      • Getting the description right
      • The problem of trust
      • Multiple descriptions
      • New types of metadata
    • The concept of resource profiles developed to allow the use of evaluation metadata
  • 19.
    • Resource Profiles
    • Multiple vocabularies (eg., for different types of object)
    • Multiple authors (eg., content author, publisher, clissifier, evaluator)
    • Distributed metadata (i.e., files describing the same resource may be located in numerous repositories)
    • Metadata models
    • Analogy: personal profile
    • See http://www. downes .ca/files/resource_profiles. htm
  • 20. Types of Metadata
  • 21.
    • Evaluation Approach…
    • Development and definition of evaluative metadata
    • Expanding evaluation schema to include user types with a set of relevant ratings at different levels of detail
    • Quality evaluator for the assessment of perceived subjective quality of a learning object based on criteria specific to each type of object
  • 22.
    • Our Approach
    • Quality evaluator using LO type-specific evaluation criteria with rating summary or ‘report card’

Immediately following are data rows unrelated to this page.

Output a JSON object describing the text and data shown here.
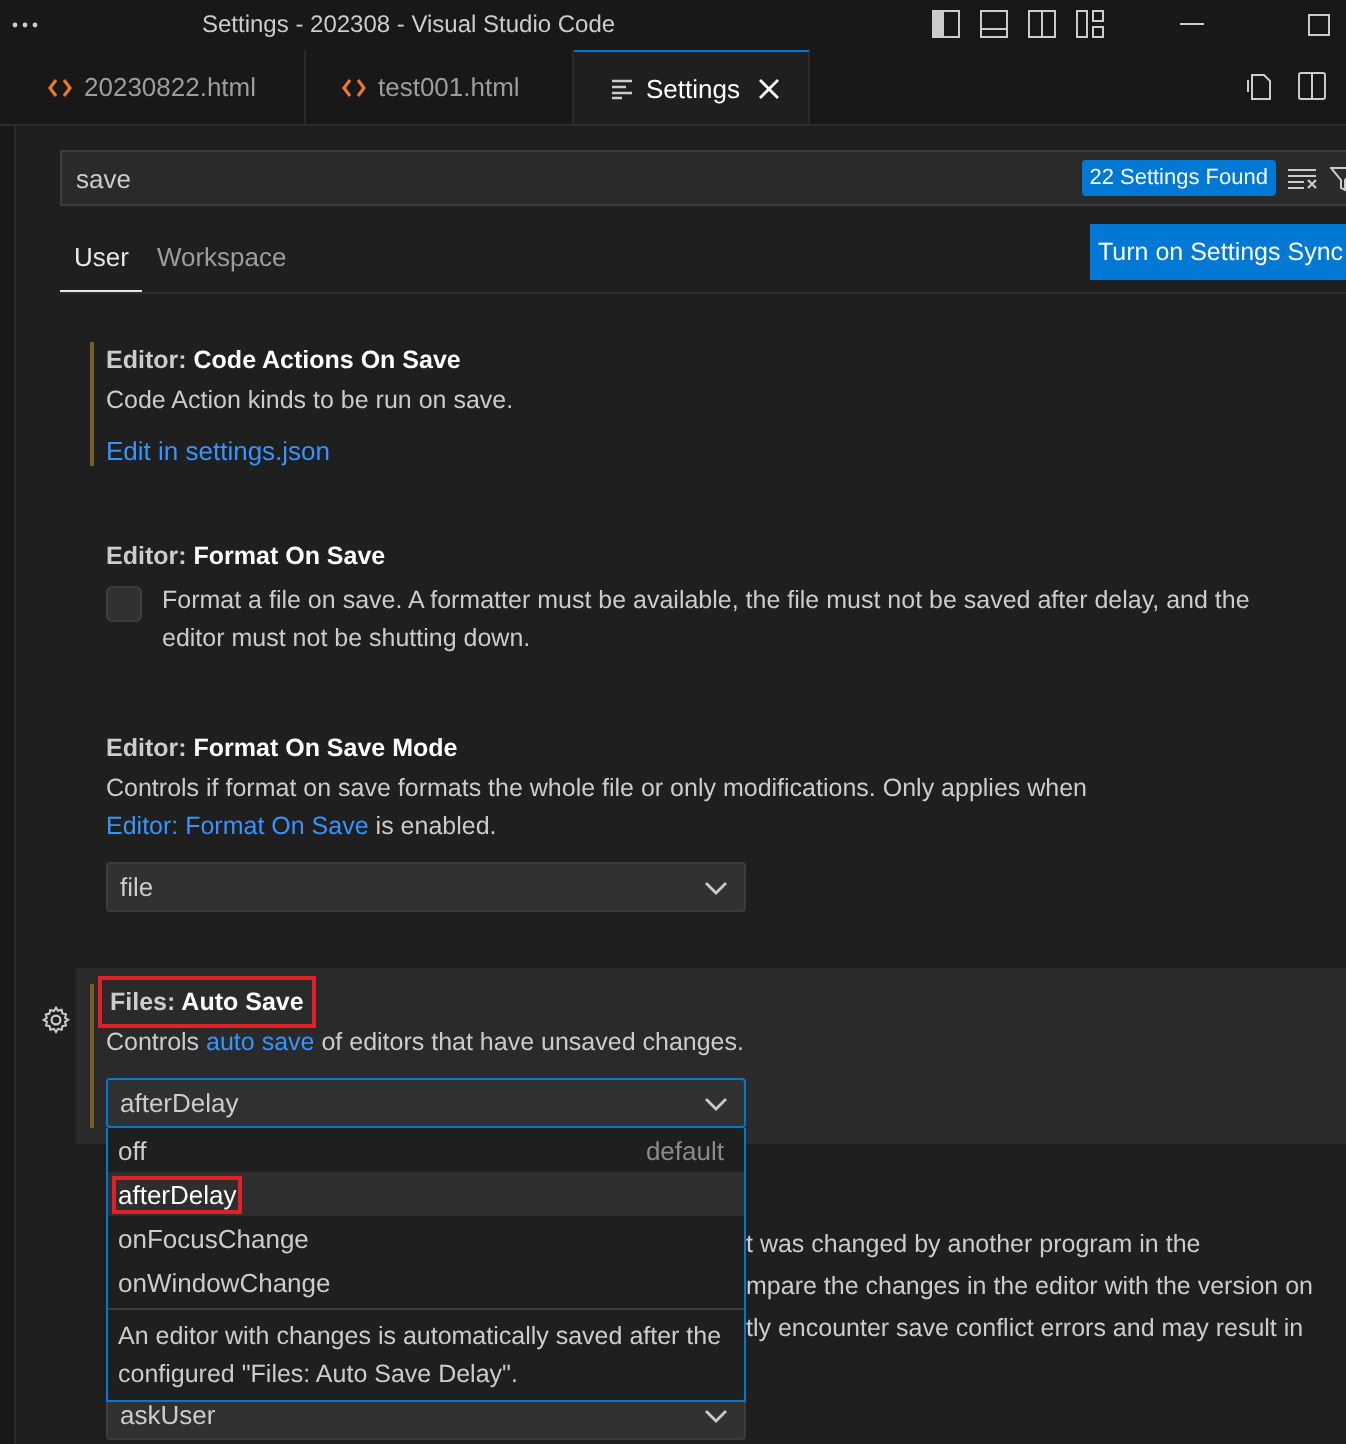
{
  "window": {
    "title": "Settings - 202308 - Visual Studio Code"
  },
  "tabs": [
    {
      "label": "20230822.html",
      "kind": "html",
      "selected": false
    },
    {
      "label": "test001.html",
      "kind": "html",
      "selected": false
    },
    {
      "label": "Settings",
      "kind": "settings",
      "selected": true
    }
  ],
  "search": {
    "value": "save",
    "result_count": "22 Settings Found"
  },
  "scope_tabs": [
    {
      "label": "User",
      "selected": true
    },
    {
      "label": "Workspace",
      "selected": false
    }
  ],
  "sync_button": "Turn on Settings Sync",
  "settings": [
    {
      "kind": "link",
      "category": "Editor:",
      "name": "Code Actions On Save",
      "modified": true,
      "annotated": false,
      "description": [
        {
          "text": "Code Action kinds to be run on save."
        }
      ],
      "link": "Edit in settings.json"
    },
    {
      "kind": "checkbox",
      "category": "Editor:",
      "name": "Format On Save",
      "modified": false,
      "annotated": false,
      "checked": false,
      "description": [
        {
          "text": "Format a file on save. A formatter must be available, the file must not be saved after delay, and the editor must not be shutting down."
        }
      ]
    },
    {
      "kind": "select",
      "category": "Editor:",
      "name": "Format On Save Mode",
      "modified": false,
      "annotated": false,
      "description": [
        {
          "text": "Controls if format on save formats the whole file or only modifications. Only applies when "
        },
        {
          "text": "Editor: Format On Save",
          "link": true
        },
        {
          "text": " is enabled."
        }
      ],
      "value": "file",
      "open": false
    },
    {
      "kind": "select",
      "category": "Files:",
      "name": "Auto Save",
      "modified": true,
      "focused": true,
      "annotated": true,
      "description": [
        {
          "text": "Controls "
        },
        {
          "text": "auto save",
          "link": true
        },
        {
          "text": " of editors that have unsaved changes."
        }
      ],
      "value": "afterDelay",
      "open": true,
      "options": [
        {
          "label": "off",
          "note": "default",
          "selected": false,
          "annotated": false
        },
        {
          "label": "afterDelay",
          "selected": true,
          "annotated": true
        },
        {
          "label": "onFocusChange",
          "selected": false,
          "annotated": false
        },
        {
          "label": "onWindowChange",
          "selected": false,
          "annotated": false
        }
      ],
      "option_help": "An editor with changes is automatically saved after the configured \"Files: Auto Save Delay\"."
    },
    {
      "kind": "covered",
      "fragments": [
        "t was changed by another program in the",
        "mpare the changes in the editor with the version on",
        "tly encounter save conflict errors and may result in"
      ],
      "value": "askUser"
    }
  ]
}
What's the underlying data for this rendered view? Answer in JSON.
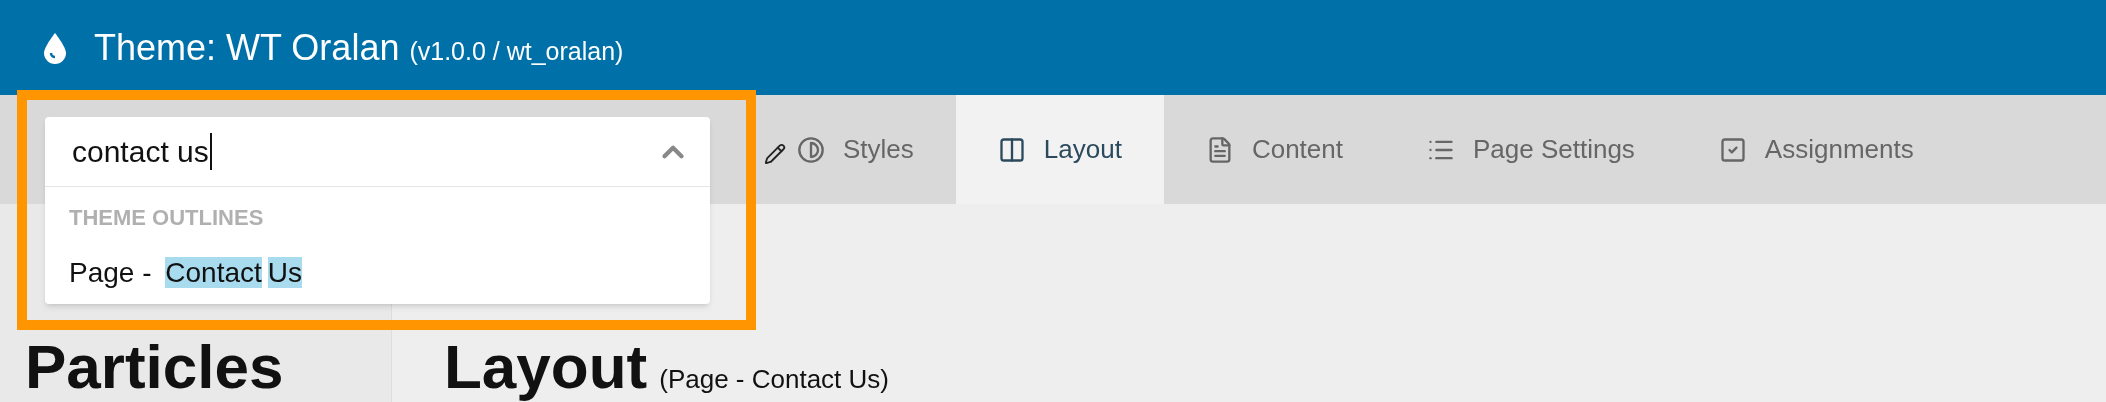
{
  "header": {
    "title": "Theme: WT Oralan",
    "subtitle": "(v1.0.0 / wt_oralan)"
  },
  "tabs": [
    {
      "label": "Styles",
      "selected": false
    },
    {
      "label": "Layout",
      "selected": true
    },
    {
      "label": "Content",
      "selected": false
    },
    {
      "label": "Page Settings",
      "selected": false
    },
    {
      "label": "Assignments",
      "selected": false
    }
  ],
  "search": {
    "value": "contact us",
    "expanded": true,
    "group": "THEME OUTLINES",
    "results": [
      {
        "parts": [
          {
            "text": "Page - ",
            "match": false
          },
          {
            "text": "Contact",
            "match": true
          },
          {
            "text": "Us",
            "match": true
          }
        ]
      }
    ]
  },
  "sidebar": {
    "heading": "Particles"
  },
  "main": {
    "heading": "Layout",
    "subheading": "(Page - Contact Us)"
  }
}
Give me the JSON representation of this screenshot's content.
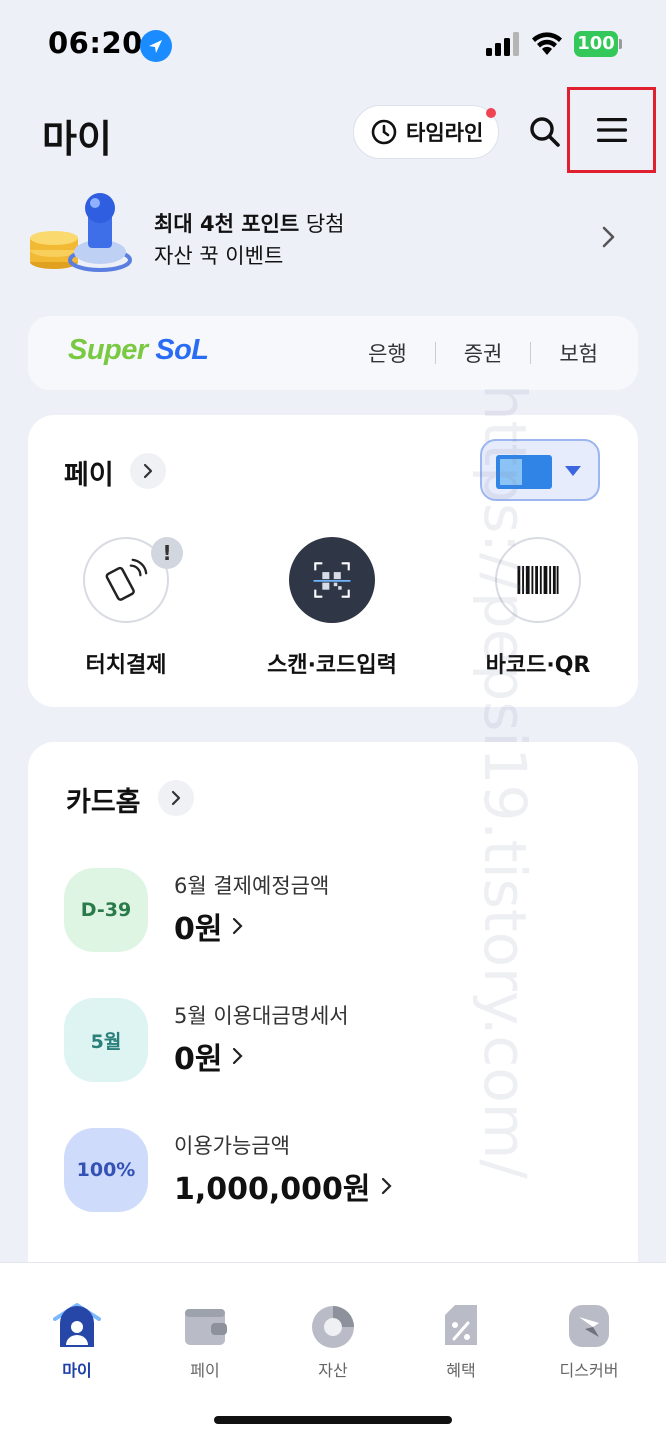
{
  "status_bar": {
    "time": "06:20",
    "battery": "100"
  },
  "header": {
    "title": "마이",
    "timeline_label": "타임라인"
  },
  "event_banner": {
    "line1_bold": "최대 4천 포인트",
    "line1_rest": " 당첨",
    "line2": "자산 꾹 이벤트"
  },
  "supersol": {
    "logo_super": "Super",
    "logo_sol": "SoL",
    "links": [
      "은행",
      "증권",
      "보험"
    ]
  },
  "pay": {
    "title": "페이",
    "items": [
      {
        "label": "터치결제",
        "icon": "touch-pay-icon"
      },
      {
        "label": "스캔·코드입력",
        "icon": "qr-scan-icon"
      },
      {
        "label": "바코드·QR",
        "icon": "barcode-icon"
      }
    ]
  },
  "card_home": {
    "title": "카드홈",
    "rows": [
      {
        "badge": "D-39",
        "label": "6월 결제예정금액",
        "value": "0원"
      },
      {
        "badge": "5월",
        "label": "5월 이용대금명세서",
        "value": "0원"
      },
      {
        "badge": "100%",
        "label": "이용가능금액",
        "value": "1,000,000원"
      }
    ]
  },
  "bottom_nav": {
    "items": [
      {
        "label": "마이",
        "icon": "home-person-icon"
      },
      {
        "label": "페이",
        "icon": "wallet-icon"
      },
      {
        "label": "자산",
        "icon": "pie-chart-icon"
      },
      {
        "label": "혜택",
        "icon": "coupon-tag-icon"
      },
      {
        "label": "디스커버",
        "icon": "compass-icon"
      }
    ]
  },
  "watermark": "https://pepsi19.tistory.com/",
  "colors": {
    "background": "#eef0f8",
    "accent": "#1f3fa8",
    "highlight_box": "#e0202e",
    "battery": "#34c759"
  }
}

      • information according to eight groups of LO users
      • weighted global rating
      • user-tailored weighting; user preferences of the evaluation quality criteria
    • Combination of subjective quality values that are purposefully fuzzy
  • 23.
    • Representing Evaluation Data
    • Using the schemas defined, evaluation data is stored as XML files
    • These XML files are aggregated alongside learning object metadata
    • Evaluation data may then be aggregated or interpreted
  • 24.
    • The User Profile
    • user description data: required or available for the user to enter via sign-in forms for example:
      • user information: age, gender, occupation, education level…
      • user preferences: language, topics of interest, choice of media…
    • automatically collected user data (user platform: OS, connection bandwidth …)
  • 25.
    • LO Filtering
    • Content filtering: based on content similarities (metadata-based) with other LOs (data scenario 2)
    • Collaborative filtering: used when only ratings of LOs are available, no metadata (data scenario 3). It is carried out in two steps:
      • finding other users that exhibit similar rating patterns as the target user (called user neighborhood) by means of clustering algorithms
      • recommending LOs that have not been rated by target user according to their ratings by his neighborhood users
  • 26.
    • LO Quality Prediction
    • Calculating object’s similarity with other rated LOs based on their content metadata
    • Calculating user similarity
      • clustering of the users based on their profiles (users with same preferences, competence and interests)
      • co-rated LOs (rating patterns)
    • Predict quality value of the unrated LO by the target user using target user neighborhood rating of similar LOs